Task brief → Retype each record below word for word. Leave the pictures out.

Study material →
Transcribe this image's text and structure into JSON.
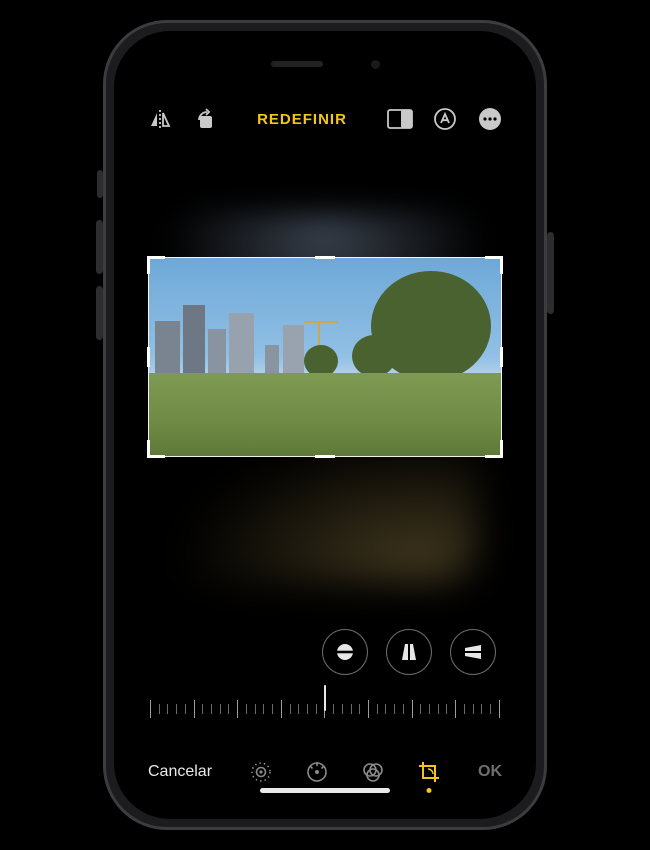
{
  "colors": {
    "accent": "#f5c518",
    "icon": "#c9c9c9",
    "dim": "#6f6f6f"
  },
  "topbar": {
    "flip_icon": "flip-horizontal-icon",
    "rotate_icon": "rotate-icon",
    "reset_label": "REDEFINIR",
    "aspect_icon": "aspect-ratio-icon",
    "markup_icon": "markup-icon",
    "more_icon": "more-icon"
  },
  "crop": {
    "adjustments": [
      {
        "id": "straighten",
        "icon": "straighten-icon"
      },
      {
        "id": "vertical",
        "icon": "perspective-vertical-icon"
      },
      {
        "id": "horizontal",
        "icon": "perspective-horizontal-icon"
      }
    ],
    "slider": {
      "value": 0,
      "min": -45,
      "max": 45,
      "tick_count": 41
    }
  },
  "bottombar": {
    "cancel_label": "Cancelar",
    "ok_label": "OK",
    "modes": [
      {
        "id": "live",
        "icon": "live-photo-icon",
        "active": false
      },
      {
        "id": "adjust",
        "icon": "adjust-icon",
        "active": false
      },
      {
        "id": "filters",
        "icon": "filters-icon",
        "active": false
      },
      {
        "id": "crop",
        "icon": "crop-icon",
        "active": true
      }
    ]
  }
}
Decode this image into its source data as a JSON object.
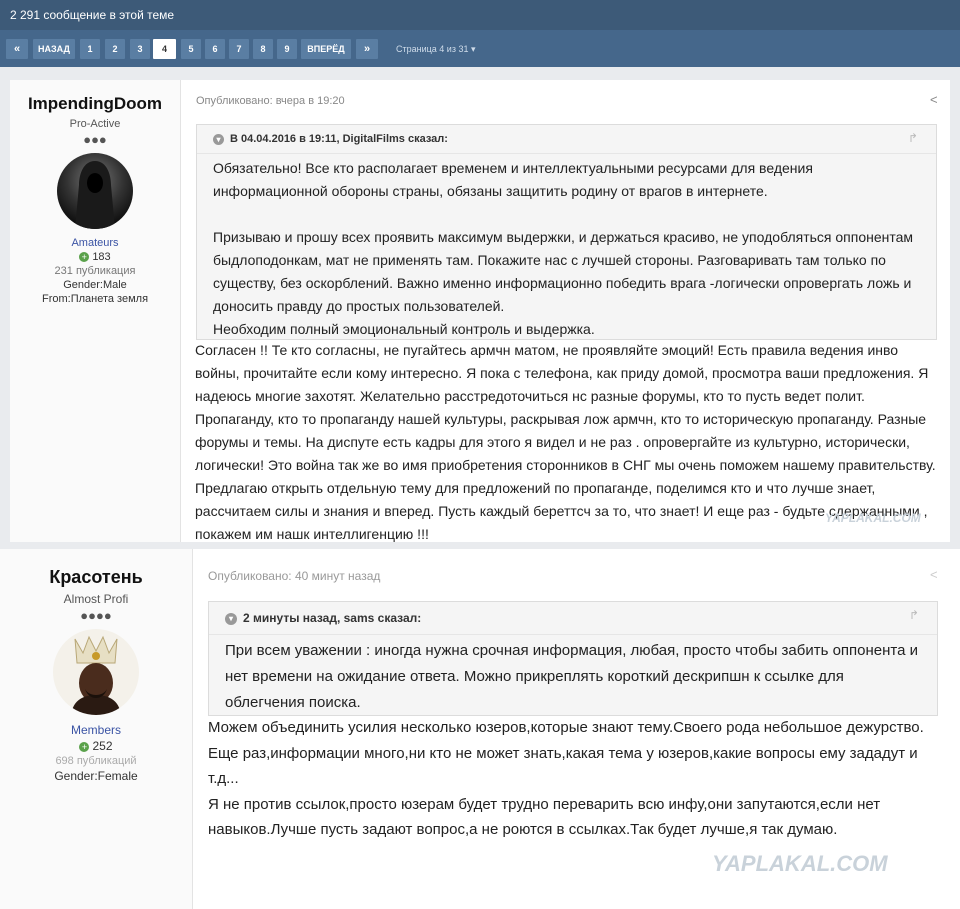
{
  "topic": {
    "post_count_text": "2 291 сообщение в этой теме"
  },
  "pagination": {
    "prev_label": "НАЗАД",
    "next_label": "ВПЕРЁД",
    "pages": [
      "1",
      "2",
      "3",
      "4",
      "5",
      "6",
      "7",
      "8",
      "9"
    ],
    "current": "4",
    "page_info": "Страница 4 из 31 ▾"
  },
  "posts": [
    {
      "author": {
        "name": "ImpendingDoom",
        "rank": "Pro-Active",
        "rank_dots": "●●●",
        "group": "Amateurs",
        "reputation": "183",
        "post_count": "231 публикация",
        "gender": "Gender:Male",
        "from": "From:Планета земля"
      },
      "published": "Опубликовано: вчера в 19:20",
      "quote": {
        "header": "В 04.04.2016 в 19:11, DigitalFilms сказал:",
        "paragraphs": [
          "Обязательно! Все кто располагает временем и интеллектуальными ресурсами для ведения информационной обороны страны, обязаны защитить родину от врагов в интернете.",
          "Призываю и прошу всех проявить максимум выдержки, и держаться красиво, не уподобляться оппонентам быдлоподонкам, мат не применять там. Покажите нас с лучшей стороны. Разговаривать там только по существу, без оскорблений. Важно именно информационно победить врага -логически опровергать ложь и доносить правду до простых пользователей.",
          "Необходим полный эмоциональный контроль и выдержка."
        ]
      },
      "body": "Согласен !! Те кто согласны, не пугайтесь армчн матом, не проявляйте эмоций! Есть правила ведения инво войны, прочитайте если кому интересно. Я пока с телефона, как приду домой, просмотра ваши предложения. Я надеюсь многие захотят. Желательно расстредоточиться нс разные форумы, кто то пусть ведет полит. Пропаганду, кто то пропаганду нашей культуры, раскрывая лож армчн, кто то историческую пропаганду. Разные форумы и темы. На диспуте есть кадры для этого я видел и не раз . опровергайте из культурно, исторически, логически! Это война так же во имя приобретения сторонников в СНГ мы очень поможем нашему правительству. Предлагаю открыть отдельную тему для предложений по пропаганде, поделимся кто и что лучше знает, рассчитаем силы и знания и вперед. Пусть каждый береттсч за то, что знает! И еще раз - будьте сдержанными , покажем им нашк интеллигенцию !!!"
    },
    {
      "author": {
        "name": "Красотень",
        "rank": "Almost Profi",
        "rank_dots": "●●●●",
        "group": "Members",
        "reputation": "252",
        "post_count": "698 публикаций",
        "gender": "Gender:Female"
      },
      "published": "Опубликовано: 40 минут назад",
      "quote": {
        "header": "2 минуты назад, sams сказал:",
        "paragraphs": [
          "При всем  уважении : иногда нужна срочная информация, любая, просто чтобы забить оппонента и нет времени на ожидание ответа. Можно прикреплять короткий дескрипшн к ссылке для облегчения поиска."
        ]
      },
      "body_lines": [
        "Можем объединить усилия несколько юзеров,которые знают тему.Своего рода небольшое дежурство.",
        "Еще раз,информации много,ни кто не может знать,какая тема у юзеров,какие вопросы ему зададут и т.д...",
        "Я не против ссылок,просто юзерам будет трудно переварить всю инфу,они запутаются,если нет навыков.Лучше пусть задают вопрос,а не роются в ссылках.Так будет лучше,я так думаю."
      ]
    }
  ],
  "watermark": "YAPLAKAL.COM",
  "colors": {
    "header_bg": "#3d5a78",
    "pager_bg": "#45678b",
    "group_link": "#3a53a4",
    "rep_positive": "#5aa14b"
  }
}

Finished task →
Transcribe this image's text and structure into JSON.
{
  "colors": {
    "accent": "#f5c518",
    "icon": "#c9c9c9",
    "dim": "#6f6f6f"
  },
  "topbar": {
    "flip_icon": "flip-horizontal-icon",
    "rotate_icon": "rotate-icon",
    "reset_label": "REDEFINIR",
    "aspect_icon": "aspect-ratio-icon",
    "markup_icon": "markup-icon",
    "more_icon": "more-icon"
  },
  "crop": {
    "adjustments": [
      {
        "id": "straighten",
        "icon": "straighten-icon"
      },
      {
        "id": "vertical",
        "icon": "perspective-vertical-icon"
      },
      {
        "id": "horizontal",
        "icon": "perspective-horizontal-icon"
      }
    ],
    "slider": {
      "value": 0,
      "min": -45,
      "max": 45,
      "tick_count": 41
    }
  },
  "bottombar": {
    "cancel_label": "Cancelar",
    "ok_label": "OK",
    "modes": [
      {
        "id": "live",
        "icon": "live-photo-icon",
        "active": false
      },
      {
        "id": "adjust",
        "icon": "adjust-icon",
        "active": false
      },
      {
        "id": "filters",
        "icon": "filters-icon",
        "active": false
      },
      {
        "id": "crop",
        "icon": "crop-icon",
        "active": true
      }
    ]
  }
}
Decode this image into its source data as a JSON object.
{
  "topic": {
    "post_count_text": "2 291 сообщение в этой теме"
  },
  "pagination": {
    "prev_label": "НАЗАД",
    "next_label": "ВПЕРЁД",
    "pages": [
      "1",
      "2",
      "3",
      "4",
      "5",
      "6",
      "7",
      "8",
      "9"
    ],
    "current": "4",
    "page_info": "Страница 4 из 31 ▾"
  },
  "posts": [
    {
      "author": {
        "name": "ImpendingDoom",
        "rank": "Pro-Active",
        "rank_dots": "●●●",
        "group": "Amateurs",
        "reputation": "183",
        "post_count": "231 публикация",
        "gender": "Gender:Male",
        "from": "From:Планета земля"
      },
      "published": "Опубликовано: вчера в 19:20",
      "quote": {
        "header": "В 04.04.2016 в 19:11, DigitalFilms сказал:",
        "paragraphs": [
          "Обязательно! Все кто располагает временем и интеллектуальными ресурсами для ведения информационной обороны страны, обязаны защитить родину от врагов в интернете.",
          "Призываю и прошу всех проявить максимум выдержки, и держаться красиво, не уподобляться оппонентам быдлоподонкам, мат не применять там. Покажите нас с лучшей стороны. Разговаривать там только по существу, без оскорблений. Важно именно информационно победить врага -логически опровергать ложь и доносить правду до простых пользователей.",
          "Необходим полный эмоциональный контроль и выдержка."
        ]
      },
      "body": "Согласен !! Те кто согласны, не пугайтесь армчн матом, не проявляйте эмоций! Есть правила ведения инво войны, прочитайте если кому интересно. Я пока с телефона, как приду домой, просмотра ваши предложения. Я надеюсь многие захотят. Желательно расстредоточиться нс разные форумы, кто то пусть ведет полит. Пропаганду, кто то пропаганду нашей культуры, раскрывая лож армчн, кто то историческую пропаганду. Разные форумы и темы. На диспуте есть кадры для этого я видел и не раз . опровергайте из культурно, исторически, логически! Это война так же во имя приобретения сторонников в СНГ мы очень поможем нашему правительству. Предлагаю открыть отдельную тему для предложений по пропаганде, поделимся кто и что лучше знает, рассчитаем силы и знания и вперед. Пусть каждый береттсч за то, что знает! И еще раз - будьте сдержанными , покажем им нашк интеллигенцию !!!"
    },
    {
      "author": {
        "name": "Красотень",
        "rank": "Almost Profi",
        "rank_dots": "●●●●",
        "group": "Members",
        "reputation": "252",
        "post_count": "698 публикаций",
        "gender": "Gender:Female"
      },
      "published": "Опубликовано: 40 минут назад",
      "quote": {
        "header": "2 минуты назад, sams сказал:",
        "paragraphs": [
          "При всем  уважении : иногда нужна срочная информация, любая, просто чтобы забить оппонента и нет времени на ожидание ответа. Можно прикреплять короткий дескрипшн к ссылке для облегчения поиска."
        ]
      },
      "body_lines": [
        "Можем объединить усилия несколько юзеров,которые знают тему.Своего рода небольшое дежурство.",
        "Еще раз,информации много,ни кто не может знать,какая тема у юзеров,какие вопросы ему зададут и т.д...",
        "Я не против ссылок,просто юзерам будет трудно переварить всю инфу,они запутаются,если нет навыков.Лучше пусть задают вопрос,а не роются в ссылках.Так будет лучше,я так думаю."
      ]
    }
  ],
  "watermark": "YAPLAKAL.COM",
  "colors": {
    "header_bg": "#3d5a78",
    "pager_bg": "#45678b",
    "group_link": "#3a53a4",
    "rep_positive": "#5aa14b"
  }
}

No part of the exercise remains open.